### THE TASK
Could you repeat the records below exactly, leaving out any pictures?

### DATA EXTRACT
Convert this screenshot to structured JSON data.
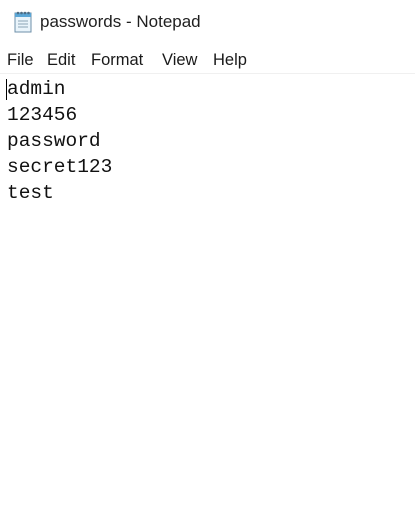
{
  "window": {
    "title": "passwords - Notepad",
    "app_icon": "notepad-icon"
  },
  "menubar": {
    "file": "File",
    "edit": "Edit",
    "format": "Format",
    "view": "View",
    "help": "Help"
  },
  "editor": {
    "lines": [
      "admin",
      "123456",
      "password",
      "secret123",
      "test"
    ]
  }
}
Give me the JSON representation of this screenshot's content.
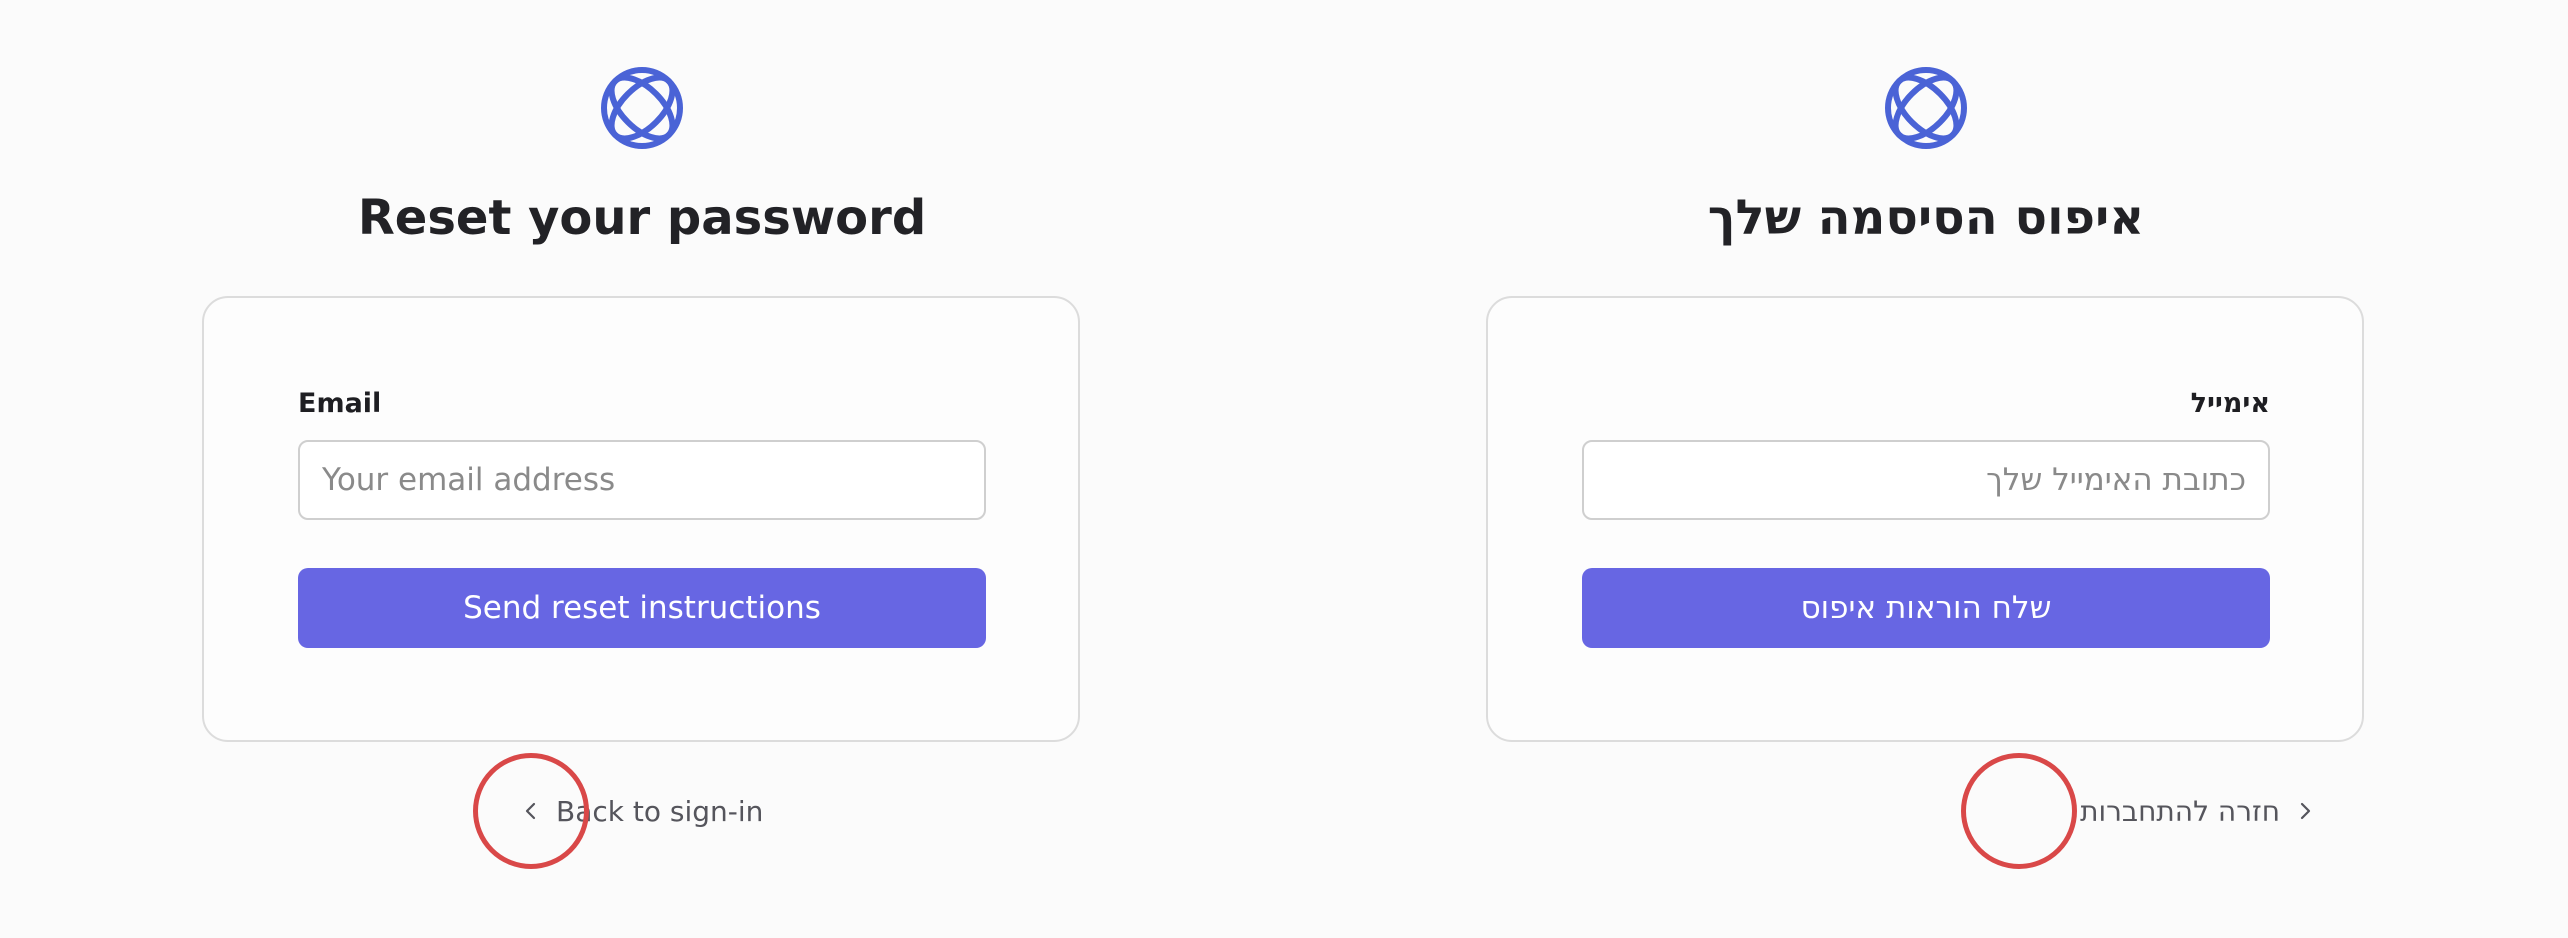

### EXPECTED ANSWER
Convert this screenshot to structured JSON data.
{
  "window": {
    "title": "passwords - Notepad",
    "app_icon": "notepad-icon"
  },
  "menubar": {
    "file": "File",
    "edit": "Edit",
    "format": "Format",
    "view": "View",
    "help": "Help"
  },
  "editor": {
    "lines": [
      "admin",
      "123456",
      "password",
      "secret123",
      "test"
    ]
  }
}
Give me the JSON representation of this screenshot's content.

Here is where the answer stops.